In last night's State of the Union address, President Obama laid out proposals for how to bring about a new era of American manufacturing, with more good jobs and more products stamped Made in the USA.  A few of the proposals are:

  • Reward companies for bringing jobs back to America.
  • Lower tax rates for companies that manufacture and create jobs in the United States.
  • Get tough on trade enforcement.
  • Create more jobs and make us more competitive by rebuilding America using half of the savings from ending foreign wars.

These proposals build upon the efforts already underway by the White House.

At the Department of Commerce, we support manufacturers in a multitude of ways:

New Job Creation and Economic Impact Dominate Big Numbers for Minority Business Development Agency

Warehouse with workers (Photo: USDA)

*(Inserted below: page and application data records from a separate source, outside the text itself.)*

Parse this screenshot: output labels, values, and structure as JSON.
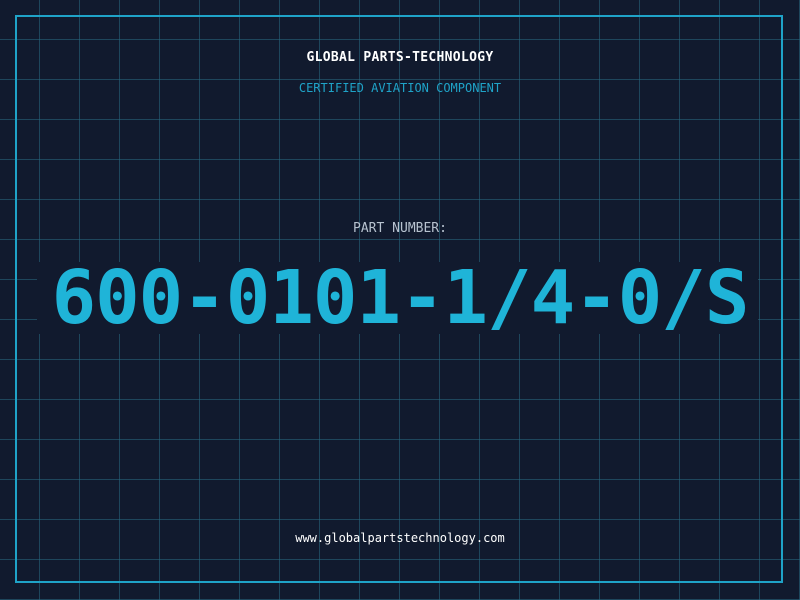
{
  "header": {
    "company": "GLOBAL PARTS-TECHNOLOGY",
    "tagline": "CERTIFIED AVIATION COMPONENT"
  },
  "part": {
    "label": "PART NUMBER:",
    "number": "600-0101-1/4-0/S"
  },
  "footer": {
    "website": "www.globalpartstechnology.com"
  },
  "colors": {
    "background": "#111a2e",
    "grid": "#286982",
    "accent": "#1fb4d8",
    "frame": "#1fa3c8",
    "text_primary": "#ffffff",
    "text_muted": "#b7c2cf"
  }
}
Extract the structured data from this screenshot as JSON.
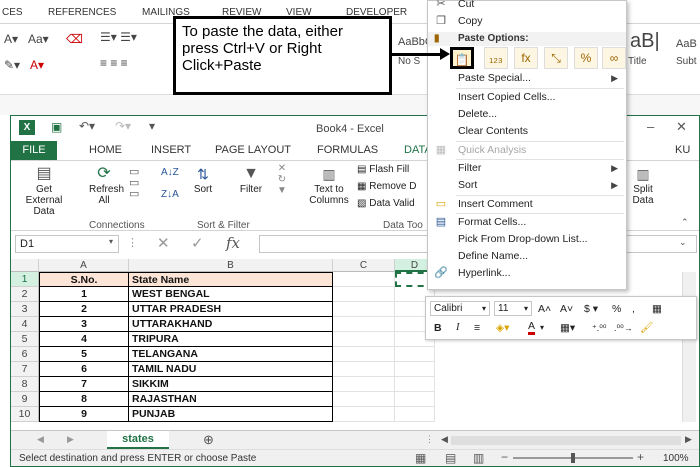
{
  "background_window": {
    "tabs": [
      "CES",
      "REFERENCES",
      "MAILINGS",
      "REVIEW",
      "VIEW",
      "DEVELOPER"
    ],
    "style_samples": [
      "AaBbC",
      "aB|",
      "AaB"
    ],
    "style_labels": [
      "tle",
      "No S",
      "Title",
      "Subt"
    ]
  },
  "window": {
    "title": "Book4 - Excel",
    "tabs": [
      "FILE",
      "HOME",
      "INSERT",
      "PAGE LAYOUT",
      "FORMULAS",
      "DATA",
      "KU"
    ],
    "name_box": "D1",
    "fx_label": "fx"
  },
  "ribbon": {
    "get_external_data": "Get External Data",
    "refresh_all": "Refresh All",
    "connections_group": "Connections",
    "sort": "Sort",
    "filter": "Filter",
    "sort_filter_group": "Sort & Filter",
    "text_to_columns": "Text to Columns",
    "flash_fill": "Flash Fill",
    "remove_duplicates": "Remove D",
    "data_validation": "Data Valid",
    "data_tools_group": "Data Too",
    "split_data": "Split Data"
  },
  "grid": {
    "columns": [
      "A",
      "B",
      "C",
      "D"
    ],
    "rows": [
      {
        "n": "1",
        "a": "S.No.",
        "b": "State Name"
      },
      {
        "n": "2",
        "a": "1",
        "b": "WEST BENGAL"
      },
      {
        "n": "3",
        "a": "2",
        "b": "UTTAR PRADESH"
      },
      {
        "n": "4",
        "a": "3",
        "b": "UTTARAKHAND"
      },
      {
        "n": "5",
        "a": "4",
        "b": "TRIPURA"
      },
      {
        "n": "6",
        "a": "5",
        "b": "TELANGANA"
      },
      {
        "n": "7",
        "a": "6",
        "b": "TAMIL NADU"
      },
      {
        "n": "8",
        "a": "7",
        "b": "SIKKIM"
      },
      {
        "n": "9",
        "a": "8",
        "b": "RAJASTHAN"
      },
      {
        "n": "10",
        "a": "9",
        "b": "PUNJAB"
      }
    ]
  },
  "sheet_tab": "states",
  "status_text": "Select destination and press ENTER or choose Paste",
  "zoom": "100%",
  "callout": "To paste the data, either press Ctrl+V or Right Click+Paste",
  "context_menu": {
    "cut": "Cut",
    "copy": "Copy",
    "paste_options": "Paste Options:",
    "paste_special": "Paste Special...",
    "insert_copied_cells": "Insert Copied Cells...",
    "delete": "Delete...",
    "clear_contents": "Clear Contents",
    "quick_analysis": "Quick Analysis",
    "filter": "Filter",
    "sort": "Sort",
    "insert_comment": "Insert Comment",
    "format_cells": "Format Cells...",
    "pick_from_dropdown": "Pick From Drop-down List...",
    "define_name": "Define Name...",
    "hyperlink": "Hyperlink..."
  },
  "mini_toolbar": {
    "font": "Calibri",
    "size": "11"
  },
  "colors": {
    "excel_green": "#217346",
    "header_fill": "#fce4d6",
    "paste_highlight": "#fff2cc"
  }
}
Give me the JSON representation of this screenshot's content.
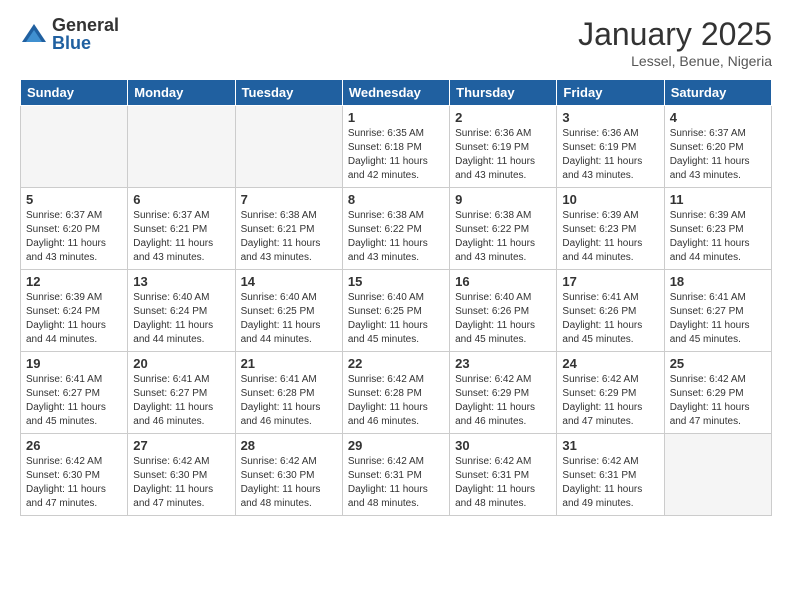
{
  "logo": {
    "general": "General",
    "blue": "Blue"
  },
  "header": {
    "month_year": "January 2025",
    "location": "Lessel, Benue, Nigeria"
  },
  "weekdays": [
    "Sunday",
    "Monday",
    "Tuesday",
    "Wednesday",
    "Thursday",
    "Friday",
    "Saturday"
  ],
  "weeks": [
    [
      {
        "day": "",
        "empty": true
      },
      {
        "day": "",
        "empty": true
      },
      {
        "day": "",
        "empty": true
      },
      {
        "day": "1",
        "sunrise": "6:35 AM",
        "sunset": "6:18 PM",
        "daylight": "11 hours and 42 minutes."
      },
      {
        "day": "2",
        "sunrise": "6:36 AM",
        "sunset": "6:19 PM",
        "daylight": "11 hours and 43 minutes."
      },
      {
        "day": "3",
        "sunrise": "6:36 AM",
        "sunset": "6:19 PM",
        "daylight": "11 hours and 43 minutes."
      },
      {
        "day": "4",
        "sunrise": "6:37 AM",
        "sunset": "6:20 PM",
        "daylight": "11 hours and 43 minutes."
      }
    ],
    [
      {
        "day": "5",
        "sunrise": "6:37 AM",
        "sunset": "6:20 PM",
        "daylight": "11 hours and 43 minutes."
      },
      {
        "day": "6",
        "sunrise": "6:37 AM",
        "sunset": "6:21 PM",
        "daylight": "11 hours and 43 minutes."
      },
      {
        "day": "7",
        "sunrise": "6:38 AM",
        "sunset": "6:21 PM",
        "daylight": "11 hours and 43 minutes."
      },
      {
        "day": "8",
        "sunrise": "6:38 AM",
        "sunset": "6:22 PM",
        "daylight": "11 hours and 43 minutes."
      },
      {
        "day": "9",
        "sunrise": "6:38 AM",
        "sunset": "6:22 PM",
        "daylight": "11 hours and 43 minutes."
      },
      {
        "day": "10",
        "sunrise": "6:39 AM",
        "sunset": "6:23 PM",
        "daylight": "11 hours and 44 minutes."
      },
      {
        "day": "11",
        "sunrise": "6:39 AM",
        "sunset": "6:23 PM",
        "daylight": "11 hours and 44 minutes."
      }
    ],
    [
      {
        "day": "12",
        "sunrise": "6:39 AM",
        "sunset": "6:24 PM",
        "daylight": "11 hours and 44 minutes."
      },
      {
        "day": "13",
        "sunrise": "6:40 AM",
        "sunset": "6:24 PM",
        "daylight": "11 hours and 44 minutes."
      },
      {
        "day": "14",
        "sunrise": "6:40 AM",
        "sunset": "6:25 PM",
        "daylight": "11 hours and 44 minutes."
      },
      {
        "day": "15",
        "sunrise": "6:40 AM",
        "sunset": "6:25 PM",
        "daylight": "11 hours and 45 minutes."
      },
      {
        "day": "16",
        "sunrise": "6:40 AM",
        "sunset": "6:26 PM",
        "daylight": "11 hours and 45 minutes."
      },
      {
        "day": "17",
        "sunrise": "6:41 AM",
        "sunset": "6:26 PM",
        "daylight": "11 hours and 45 minutes."
      },
      {
        "day": "18",
        "sunrise": "6:41 AM",
        "sunset": "6:27 PM",
        "daylight": "11 hours and 45 minutes."
      }
    ],
    [
      {
        "day": "19",
        "sunrise": "6:41 AM",
        "sunset": "6:27 PM",
        "daylight": "11 hours and 45 minutes."
      },
      {
        "day": "20",
        "sunrise": "6:41 AM",
        "sunset": "6:27 PM",
        "daylight": "11 hours and 46 minutes."
      },
      {
        "day": "21",
        "sunrise": "6:41 AM",
        "sunset": "6:28 PM",
        "daylight": "11 hours and 46 minutes."
      },
      {
        "day": "22",
        "sunrise": "6:42 AM",
        "sunset": "6:28 PM",
        "daylight": "11 hours and 46 minutes."
      },
      {
        "day": "23",
        "sunrise": "6:42 AM",
        "sunset": "6:29 PM",
        "daylight": "11 hours and 46 minutes."
      },
      {
        "day": "24",
        "sunrise": "6:42 AM",
        "sunset": "6:29 PM",
        "daylight": "11 hours and 47 minutes."
      },
      {
        "day": "25",
        "sunrise": "6:42 AM",
        "sunset": "6:29 PM",
        "daylight": "11 hours and 47 minutes."
      }
    ],
    [
      {
        "day": "26",
        "sunrise": "6:42 AM",
        "sunset": "6:30 PM",
        "daylight": "11 hours and 47 minutes."
      },
      {
        "day": "27",
        "sunrise": "6:42 AM",
        "sunset": "6:30 PM",
        "daylight": "11 hours and 47 minutes."
      },
      {
        "day": "28",
        "sunrise": "6:42 AM",
        "sunset": "6:30 PM",
        "daylight": "11 hours and 48 minutes."
      },
      {
        "day": "29",
        "sunrise": "6:42 AM",
        "sunset": "6:31 PM",
        "daylight": "11 hours and 48 minutes."
      },
      {
        "day": "30",
        "sunrise": "6:42 AM",
        "sunset": "6:31 PM",
        "daylight": "11 hours and 48 minutes."
      },
      {
        "day": "31",
        "sunrise": "6:42 AM",
        "sunset": "6:31 PM",
        "daylight": "11 hours and 49 minutes."
      },
      {
        "day": "",
        "empty": true
      }
    ]
  ]
}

2011 proved to be another highly productive year for Commerce's Minority Business Development Agency (MBDA)—the only federal agency tasked to promote the growth and global competitiveness of the minority business community. MBDA is a leader in strengthening the economy and improving the lives of all Americans. We support job growth and economic expansion through a network of MBDA business centers, collaboration with federal, state and local government agencies, and strategic partnerships. The U.S. economy continues to benefit from a strong minority business sector as illustrated by our big numbers below.

  • $1.0 trillion—The combined economic output of the nation’s 5.8 million minority-owned and operated businesses that provide goods and services across all industry sectors, including renewable energy, environmental remediation, manufacturing, information technology and telecommunications.  
  • $10 billion—The total dollar value of public and private sector contracts and capital that MBDA and its network of business centers obtained for minority-owned firms since the beginning of the Obama administration.
  • 15,000 plus—The number of new jobs created by minority business enterprises as a result of working with MBDA and its network of business centers during the first three years of the Obama administration. 
  • 125X—The return on investment the U.S. taxpayer receives from MBDA due to its increased operating efficiencies and focus on job creation.  

We anticipate 2012 will be another great year for the Minority Business Development Agency as we launch new business services, push global exporting opportunities and release recommendations from the National Advisory Council on Minority Business Enterprise. To learn more about what we have planned and how we can help you create jobs and improve your business, subscribe to the MBDA newsletter, visit an MBDA Business Center, and come to our 30th National Minority Enterprise Development (MED) Week Conference.